And that is the point that Jesus is making! We can’t make ourselves holy and righteous before God, but Jesus can do that for us! In fact, Jesus continued just after this to actually tell us what our work is:

Jesus answered, "The work of God is this: to believe in the one he has sent." (John 6:29)

The crowd had been going to Jerusalem for the Passover festival. But Jesus Himself was the true Passover Lamb. He was the Lamb of God who takes away the sins of the world. (John 1:29) That is what Jesus did by paying the penalty for our sins, on the cross. And by just believing in Him, we will not only be saved from the terrible eternal death of separation from our holy creator, but our deepest spiritual hunger will be personally, intimately and eternally filled to overflowing by the Lord Jesus Himself. That is why this miracle was so important.

What are you hungry for?

Jesus declared: "I am the bread of life. He who comes to me will never go hungry, and he who believes in me will never be thirsty.” (John 6:35)
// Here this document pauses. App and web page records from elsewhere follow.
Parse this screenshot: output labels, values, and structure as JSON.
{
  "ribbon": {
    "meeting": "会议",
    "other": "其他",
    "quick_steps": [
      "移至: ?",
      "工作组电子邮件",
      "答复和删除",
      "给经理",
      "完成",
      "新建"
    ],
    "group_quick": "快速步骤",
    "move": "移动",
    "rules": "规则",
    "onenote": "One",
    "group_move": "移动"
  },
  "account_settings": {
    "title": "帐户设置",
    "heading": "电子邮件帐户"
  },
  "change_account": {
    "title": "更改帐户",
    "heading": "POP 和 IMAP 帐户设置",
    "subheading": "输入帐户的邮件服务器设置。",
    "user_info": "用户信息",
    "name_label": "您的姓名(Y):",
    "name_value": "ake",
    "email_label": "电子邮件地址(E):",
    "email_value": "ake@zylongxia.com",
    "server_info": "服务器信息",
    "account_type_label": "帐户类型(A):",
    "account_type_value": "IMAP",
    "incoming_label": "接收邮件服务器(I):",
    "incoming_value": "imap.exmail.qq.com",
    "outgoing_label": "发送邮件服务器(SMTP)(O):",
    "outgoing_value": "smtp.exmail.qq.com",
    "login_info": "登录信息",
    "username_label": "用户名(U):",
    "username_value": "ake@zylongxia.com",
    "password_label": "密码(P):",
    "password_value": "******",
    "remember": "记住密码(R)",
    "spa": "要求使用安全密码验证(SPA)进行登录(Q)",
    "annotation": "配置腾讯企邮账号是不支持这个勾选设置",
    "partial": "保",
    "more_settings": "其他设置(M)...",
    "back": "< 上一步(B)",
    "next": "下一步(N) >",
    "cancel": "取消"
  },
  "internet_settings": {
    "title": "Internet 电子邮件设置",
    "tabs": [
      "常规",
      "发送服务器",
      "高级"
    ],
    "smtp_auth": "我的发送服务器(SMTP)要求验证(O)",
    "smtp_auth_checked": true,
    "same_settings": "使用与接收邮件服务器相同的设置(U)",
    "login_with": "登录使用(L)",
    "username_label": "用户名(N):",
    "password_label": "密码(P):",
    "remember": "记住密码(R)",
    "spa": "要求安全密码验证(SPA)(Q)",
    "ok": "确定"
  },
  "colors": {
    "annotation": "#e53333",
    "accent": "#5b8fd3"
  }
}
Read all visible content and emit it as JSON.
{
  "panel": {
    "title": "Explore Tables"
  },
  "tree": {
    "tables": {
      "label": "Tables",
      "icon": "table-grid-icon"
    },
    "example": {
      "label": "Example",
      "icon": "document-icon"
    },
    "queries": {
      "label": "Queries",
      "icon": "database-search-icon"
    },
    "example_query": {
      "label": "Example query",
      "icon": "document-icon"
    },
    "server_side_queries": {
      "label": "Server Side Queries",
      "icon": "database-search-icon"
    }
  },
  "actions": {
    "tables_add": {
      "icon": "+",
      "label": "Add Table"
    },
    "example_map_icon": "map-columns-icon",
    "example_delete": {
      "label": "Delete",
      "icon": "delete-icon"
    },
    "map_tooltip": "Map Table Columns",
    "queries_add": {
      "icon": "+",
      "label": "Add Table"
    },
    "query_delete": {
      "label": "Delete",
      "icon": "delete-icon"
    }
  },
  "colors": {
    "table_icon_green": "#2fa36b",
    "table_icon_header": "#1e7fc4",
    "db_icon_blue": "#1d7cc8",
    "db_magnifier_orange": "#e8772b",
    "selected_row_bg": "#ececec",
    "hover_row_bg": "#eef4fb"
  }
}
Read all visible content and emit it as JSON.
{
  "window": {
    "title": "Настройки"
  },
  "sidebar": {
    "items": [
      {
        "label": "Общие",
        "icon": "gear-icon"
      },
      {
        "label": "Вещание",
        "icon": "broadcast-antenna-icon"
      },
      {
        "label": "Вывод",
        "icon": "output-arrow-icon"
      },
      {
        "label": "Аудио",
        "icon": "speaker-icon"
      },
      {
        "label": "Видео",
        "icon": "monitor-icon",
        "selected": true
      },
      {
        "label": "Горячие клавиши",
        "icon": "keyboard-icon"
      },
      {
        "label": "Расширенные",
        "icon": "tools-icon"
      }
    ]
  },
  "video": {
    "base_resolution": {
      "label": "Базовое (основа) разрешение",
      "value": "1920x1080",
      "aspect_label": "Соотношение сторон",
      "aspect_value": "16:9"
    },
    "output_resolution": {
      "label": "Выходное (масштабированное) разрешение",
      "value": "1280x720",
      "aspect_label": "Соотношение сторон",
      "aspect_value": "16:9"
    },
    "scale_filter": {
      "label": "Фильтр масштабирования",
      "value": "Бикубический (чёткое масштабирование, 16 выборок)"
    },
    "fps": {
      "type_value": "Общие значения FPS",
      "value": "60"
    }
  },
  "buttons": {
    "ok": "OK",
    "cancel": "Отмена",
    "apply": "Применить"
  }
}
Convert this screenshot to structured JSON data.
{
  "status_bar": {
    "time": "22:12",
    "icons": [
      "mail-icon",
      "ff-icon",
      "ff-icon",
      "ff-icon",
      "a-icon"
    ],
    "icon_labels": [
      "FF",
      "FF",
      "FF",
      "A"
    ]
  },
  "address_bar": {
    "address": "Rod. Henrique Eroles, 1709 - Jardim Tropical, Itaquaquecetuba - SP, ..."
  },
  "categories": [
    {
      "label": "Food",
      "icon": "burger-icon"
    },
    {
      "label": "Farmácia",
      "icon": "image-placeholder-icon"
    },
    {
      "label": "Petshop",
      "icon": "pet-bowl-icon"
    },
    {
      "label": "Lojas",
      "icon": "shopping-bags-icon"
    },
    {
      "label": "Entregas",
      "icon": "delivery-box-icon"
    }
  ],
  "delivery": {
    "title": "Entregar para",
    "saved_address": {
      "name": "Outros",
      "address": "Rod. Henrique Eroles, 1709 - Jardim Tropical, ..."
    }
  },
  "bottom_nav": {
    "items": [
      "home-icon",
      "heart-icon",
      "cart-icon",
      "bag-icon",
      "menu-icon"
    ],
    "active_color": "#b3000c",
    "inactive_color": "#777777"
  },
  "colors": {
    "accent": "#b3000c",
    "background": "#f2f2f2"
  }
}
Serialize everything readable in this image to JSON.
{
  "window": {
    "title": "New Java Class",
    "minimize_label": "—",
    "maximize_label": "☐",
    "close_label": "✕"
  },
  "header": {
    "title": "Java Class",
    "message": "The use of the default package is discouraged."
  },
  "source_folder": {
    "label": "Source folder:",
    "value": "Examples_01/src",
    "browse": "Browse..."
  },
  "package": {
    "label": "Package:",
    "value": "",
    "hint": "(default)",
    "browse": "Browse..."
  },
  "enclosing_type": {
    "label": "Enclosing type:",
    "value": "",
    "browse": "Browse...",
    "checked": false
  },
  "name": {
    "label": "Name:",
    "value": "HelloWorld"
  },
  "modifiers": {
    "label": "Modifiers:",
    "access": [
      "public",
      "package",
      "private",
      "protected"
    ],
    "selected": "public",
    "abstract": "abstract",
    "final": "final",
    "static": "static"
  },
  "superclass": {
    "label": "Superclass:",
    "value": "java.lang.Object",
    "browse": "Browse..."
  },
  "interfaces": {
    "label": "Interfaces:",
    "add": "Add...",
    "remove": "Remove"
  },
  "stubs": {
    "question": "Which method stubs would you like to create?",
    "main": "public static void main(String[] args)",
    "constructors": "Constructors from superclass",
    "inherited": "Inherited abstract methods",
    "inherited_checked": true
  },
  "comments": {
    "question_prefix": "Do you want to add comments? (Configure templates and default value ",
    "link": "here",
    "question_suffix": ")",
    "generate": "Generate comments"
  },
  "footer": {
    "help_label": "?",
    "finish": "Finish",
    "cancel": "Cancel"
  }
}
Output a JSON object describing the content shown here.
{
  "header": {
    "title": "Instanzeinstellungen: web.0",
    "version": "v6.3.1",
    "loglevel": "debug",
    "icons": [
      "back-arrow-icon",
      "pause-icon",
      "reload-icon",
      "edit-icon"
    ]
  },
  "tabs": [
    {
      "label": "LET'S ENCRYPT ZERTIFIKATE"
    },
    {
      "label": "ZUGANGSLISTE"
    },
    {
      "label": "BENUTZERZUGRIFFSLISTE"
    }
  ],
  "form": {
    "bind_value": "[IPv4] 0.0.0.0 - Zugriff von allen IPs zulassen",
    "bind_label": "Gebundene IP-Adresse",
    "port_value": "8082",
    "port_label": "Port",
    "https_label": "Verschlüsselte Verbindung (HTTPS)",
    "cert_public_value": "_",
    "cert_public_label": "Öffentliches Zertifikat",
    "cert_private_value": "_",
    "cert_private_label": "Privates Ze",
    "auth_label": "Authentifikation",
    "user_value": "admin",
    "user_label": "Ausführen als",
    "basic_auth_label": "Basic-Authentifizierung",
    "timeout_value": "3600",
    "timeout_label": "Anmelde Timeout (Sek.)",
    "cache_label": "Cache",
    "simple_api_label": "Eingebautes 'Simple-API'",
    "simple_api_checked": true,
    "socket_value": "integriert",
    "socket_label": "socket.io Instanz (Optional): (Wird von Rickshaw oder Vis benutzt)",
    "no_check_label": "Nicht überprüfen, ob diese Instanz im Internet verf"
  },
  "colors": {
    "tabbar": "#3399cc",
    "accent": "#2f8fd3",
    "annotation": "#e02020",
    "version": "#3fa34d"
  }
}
If you are hungry to have your heart cleansed, if you thirst to be filled with the unconditional and unchanging love of our Heavenly Father, the holy God of heaven and earth, if you desire to know peace and joy in your heart now, and the conviction and security of eternal life, why not make Jesus your destination and receive the Bread of eternal life from Him?

イエス:命のパン (1)





驚くべきことです。でもそのどの奇跡も、マタイ、マルコ、ルカ、ヨハネの全員に、福音書にそれについて書こうとさせるほど意味深いものだったとは 思えません。



ヨハネ 20:30−31























そして、これが私達に3つめのポイントを思い出させます。イエス様がピリポにした質問です。本当はそれは質問ではなくて 、イエス様にはもう分かっていることでした。。



そこで イエス様はすでに分かり切っていることを、更にはっきりさせるために、指摘されました。

















そしてそれこそイエス様が 強く主張しておられることです。私たちは自分自身を神の前に聖く正しくすることはできません。でもイエス様は私たちをそうすることができるのです。それどころか、イエス様は、何が私たちのするべきことなのかということを、この後すぐ、続けて示しておられます。